* **WHAT YOU ARE ASKED TO DO**
Collect all lines containing the word "ABAP" from the data.
--
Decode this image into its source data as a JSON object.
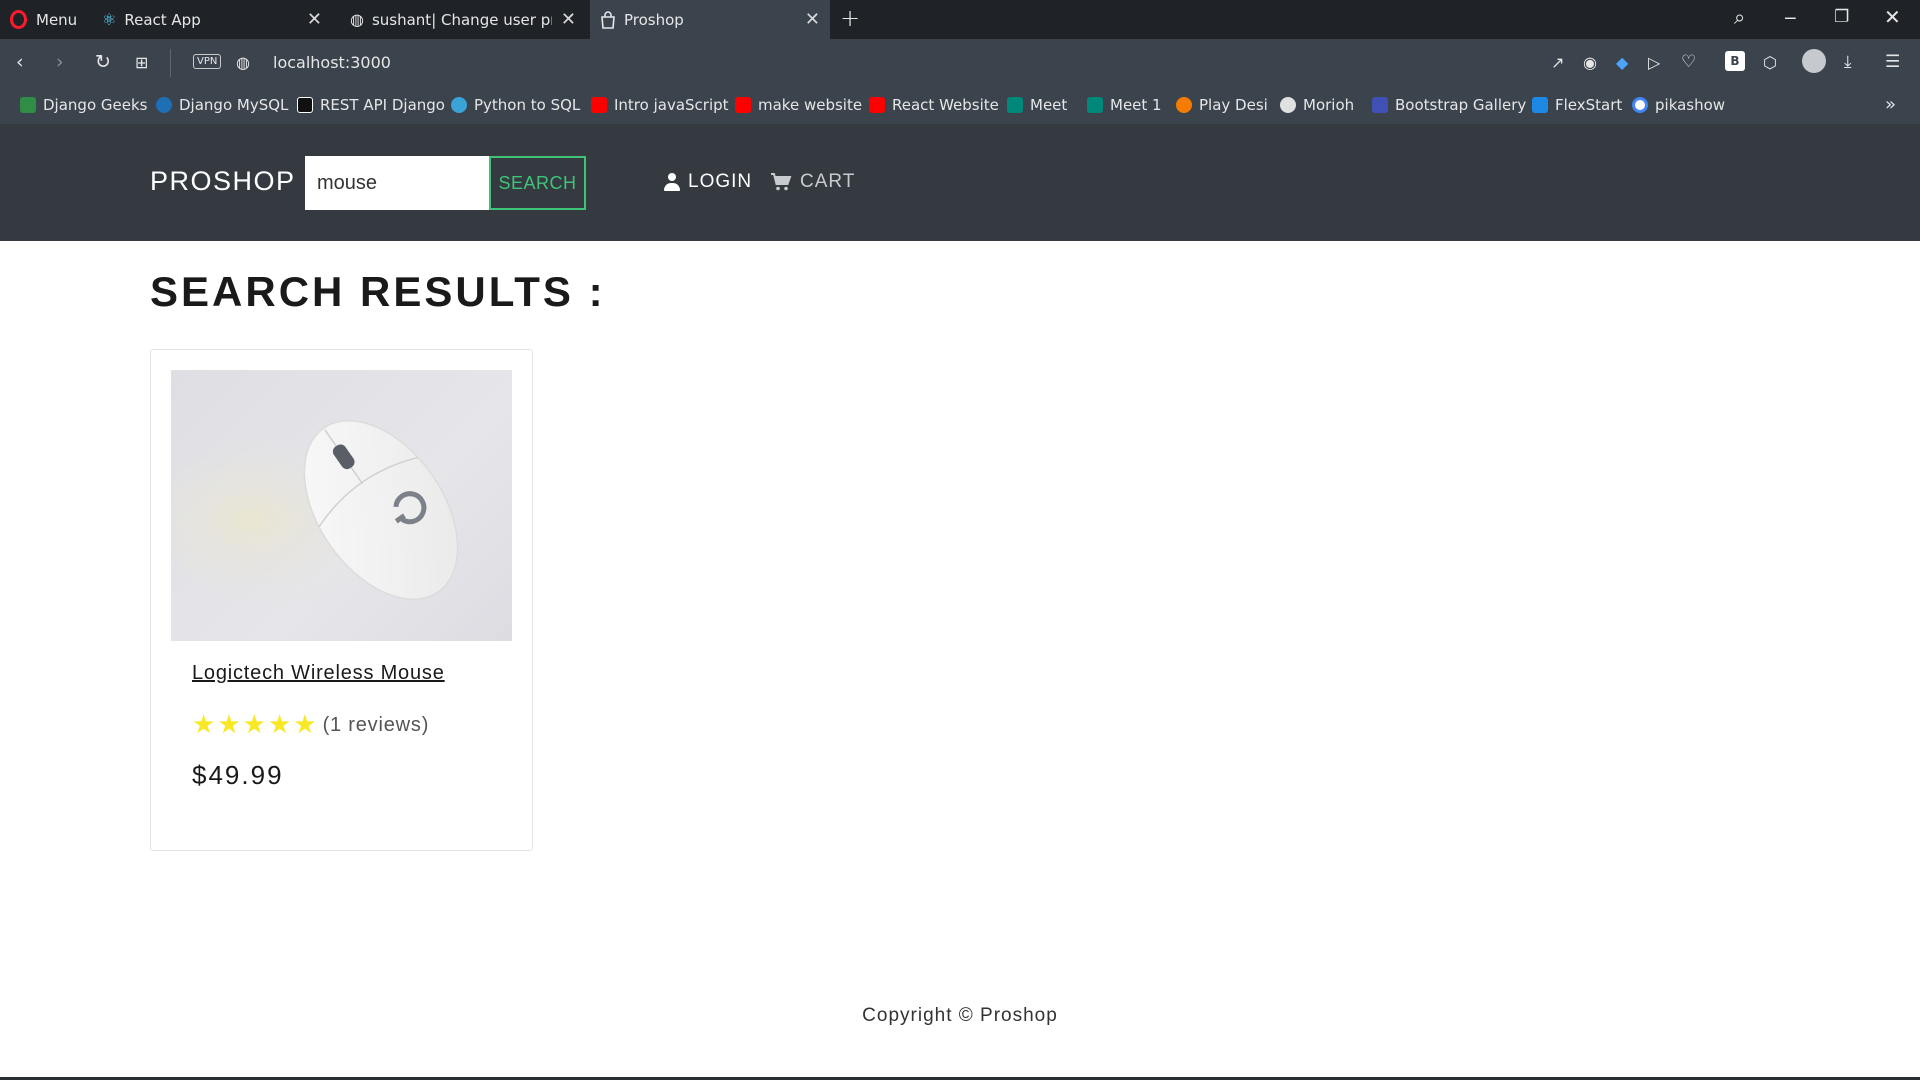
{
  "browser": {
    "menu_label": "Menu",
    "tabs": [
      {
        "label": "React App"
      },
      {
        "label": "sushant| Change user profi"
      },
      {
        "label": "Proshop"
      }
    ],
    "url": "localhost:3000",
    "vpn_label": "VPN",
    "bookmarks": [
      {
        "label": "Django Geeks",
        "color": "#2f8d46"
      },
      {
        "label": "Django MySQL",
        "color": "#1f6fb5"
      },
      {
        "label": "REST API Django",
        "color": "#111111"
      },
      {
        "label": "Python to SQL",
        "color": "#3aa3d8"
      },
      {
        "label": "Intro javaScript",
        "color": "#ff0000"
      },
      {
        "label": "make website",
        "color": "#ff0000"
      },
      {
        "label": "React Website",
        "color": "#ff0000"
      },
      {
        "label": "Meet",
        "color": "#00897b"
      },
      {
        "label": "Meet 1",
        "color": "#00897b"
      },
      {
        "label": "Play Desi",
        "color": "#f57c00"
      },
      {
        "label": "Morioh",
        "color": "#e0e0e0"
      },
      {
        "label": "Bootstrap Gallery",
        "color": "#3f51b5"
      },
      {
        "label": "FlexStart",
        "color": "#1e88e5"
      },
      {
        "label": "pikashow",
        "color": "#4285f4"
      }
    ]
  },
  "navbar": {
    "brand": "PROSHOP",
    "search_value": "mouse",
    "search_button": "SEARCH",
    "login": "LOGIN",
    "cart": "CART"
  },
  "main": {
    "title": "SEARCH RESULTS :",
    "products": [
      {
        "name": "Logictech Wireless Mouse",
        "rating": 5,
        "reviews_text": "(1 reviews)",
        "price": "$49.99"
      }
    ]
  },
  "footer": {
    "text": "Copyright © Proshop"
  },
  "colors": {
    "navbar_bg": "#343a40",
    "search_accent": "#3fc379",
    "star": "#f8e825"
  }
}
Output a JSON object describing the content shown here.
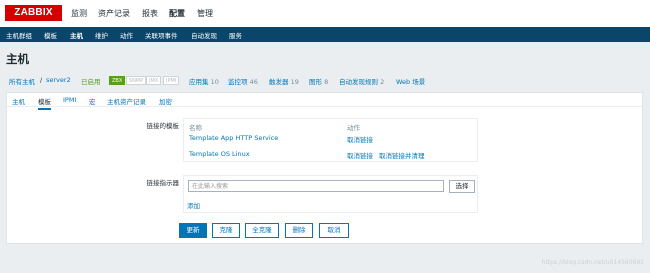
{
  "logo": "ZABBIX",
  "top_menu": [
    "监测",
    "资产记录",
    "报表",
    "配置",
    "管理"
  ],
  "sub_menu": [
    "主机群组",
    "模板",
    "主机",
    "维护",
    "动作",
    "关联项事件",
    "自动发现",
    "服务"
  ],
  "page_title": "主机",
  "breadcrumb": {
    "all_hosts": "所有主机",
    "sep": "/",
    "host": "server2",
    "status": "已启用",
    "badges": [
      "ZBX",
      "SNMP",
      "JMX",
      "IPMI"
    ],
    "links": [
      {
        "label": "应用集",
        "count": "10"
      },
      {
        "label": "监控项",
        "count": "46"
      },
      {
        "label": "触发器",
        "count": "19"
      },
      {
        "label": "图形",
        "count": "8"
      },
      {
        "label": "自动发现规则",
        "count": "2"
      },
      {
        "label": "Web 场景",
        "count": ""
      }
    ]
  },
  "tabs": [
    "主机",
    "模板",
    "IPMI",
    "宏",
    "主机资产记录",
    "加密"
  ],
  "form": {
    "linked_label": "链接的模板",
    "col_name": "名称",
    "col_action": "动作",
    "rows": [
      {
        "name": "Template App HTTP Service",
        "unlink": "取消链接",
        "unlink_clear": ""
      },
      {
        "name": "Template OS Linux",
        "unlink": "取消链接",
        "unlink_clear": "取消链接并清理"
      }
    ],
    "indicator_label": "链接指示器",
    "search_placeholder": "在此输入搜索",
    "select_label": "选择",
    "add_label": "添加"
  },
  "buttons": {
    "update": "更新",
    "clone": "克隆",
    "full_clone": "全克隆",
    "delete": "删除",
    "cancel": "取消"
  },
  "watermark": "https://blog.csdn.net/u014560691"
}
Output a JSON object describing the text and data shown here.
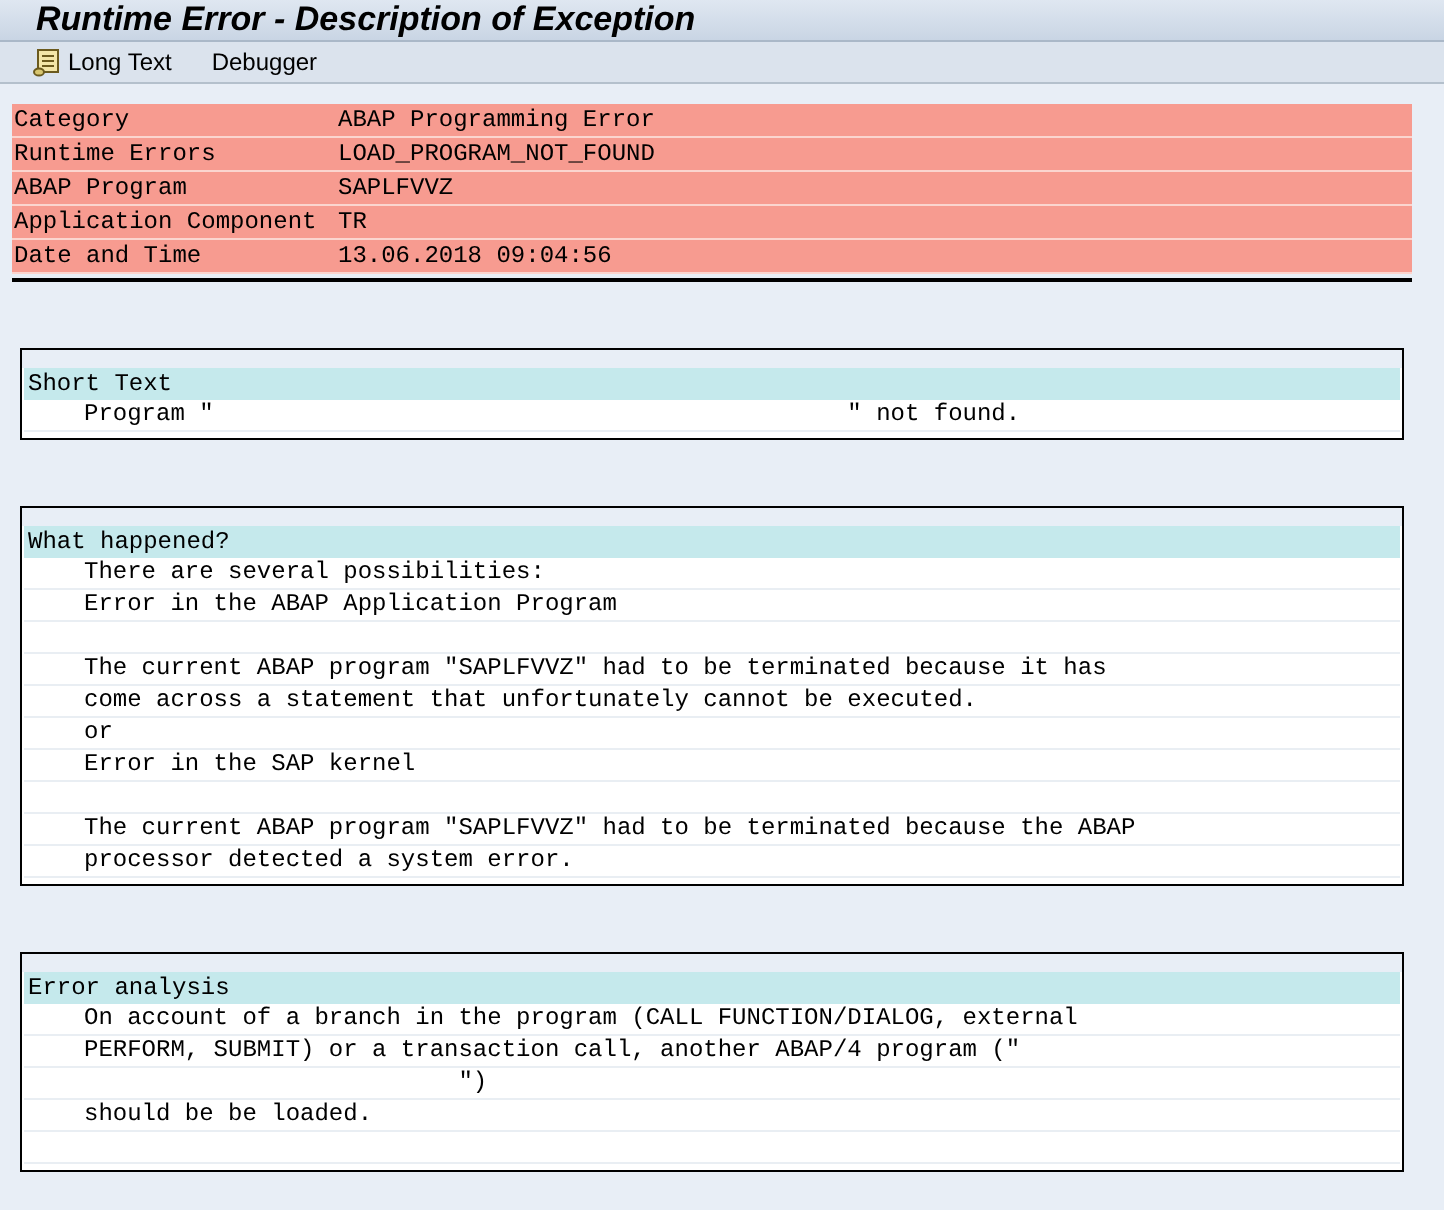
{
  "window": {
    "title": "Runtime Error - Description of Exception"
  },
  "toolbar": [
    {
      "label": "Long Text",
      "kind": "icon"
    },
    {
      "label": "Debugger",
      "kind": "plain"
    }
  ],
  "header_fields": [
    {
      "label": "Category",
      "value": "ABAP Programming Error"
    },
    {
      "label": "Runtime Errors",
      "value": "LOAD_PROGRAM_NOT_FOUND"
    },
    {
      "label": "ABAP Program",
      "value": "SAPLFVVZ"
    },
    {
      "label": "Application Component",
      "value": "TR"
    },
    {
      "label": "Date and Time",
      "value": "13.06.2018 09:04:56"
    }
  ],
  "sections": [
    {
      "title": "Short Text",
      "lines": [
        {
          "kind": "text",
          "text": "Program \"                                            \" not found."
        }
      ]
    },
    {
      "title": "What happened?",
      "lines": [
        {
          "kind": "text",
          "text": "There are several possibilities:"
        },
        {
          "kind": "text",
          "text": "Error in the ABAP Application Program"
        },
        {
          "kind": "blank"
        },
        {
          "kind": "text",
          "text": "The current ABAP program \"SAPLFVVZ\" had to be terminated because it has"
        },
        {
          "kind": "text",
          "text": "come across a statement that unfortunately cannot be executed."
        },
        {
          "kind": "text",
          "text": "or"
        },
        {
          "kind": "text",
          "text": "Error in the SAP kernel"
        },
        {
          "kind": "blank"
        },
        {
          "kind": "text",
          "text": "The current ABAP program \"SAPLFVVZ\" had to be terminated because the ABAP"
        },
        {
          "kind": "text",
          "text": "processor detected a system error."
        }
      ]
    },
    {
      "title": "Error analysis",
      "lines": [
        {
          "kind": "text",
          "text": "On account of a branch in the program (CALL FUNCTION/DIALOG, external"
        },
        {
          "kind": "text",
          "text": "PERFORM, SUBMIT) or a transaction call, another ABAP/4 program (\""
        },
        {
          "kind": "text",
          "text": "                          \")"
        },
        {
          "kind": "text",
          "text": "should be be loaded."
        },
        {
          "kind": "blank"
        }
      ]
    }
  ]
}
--
* **TASK ANSWER**
      "value": "ABAP Programming Error"
      "label": "ABAP Program",
          "text": "Error in the ABAP Application Program"
          "text": "The current ABAP program \"SAPLFVVZ\" had to be terminated because it has"
          "text": "The current ABAP program \"SAPLFVVZ\" had to be terminated because the ABAP"
          "text": "PERFORM, SUBMIT) or a transaction call, another ABAP/4 program (\""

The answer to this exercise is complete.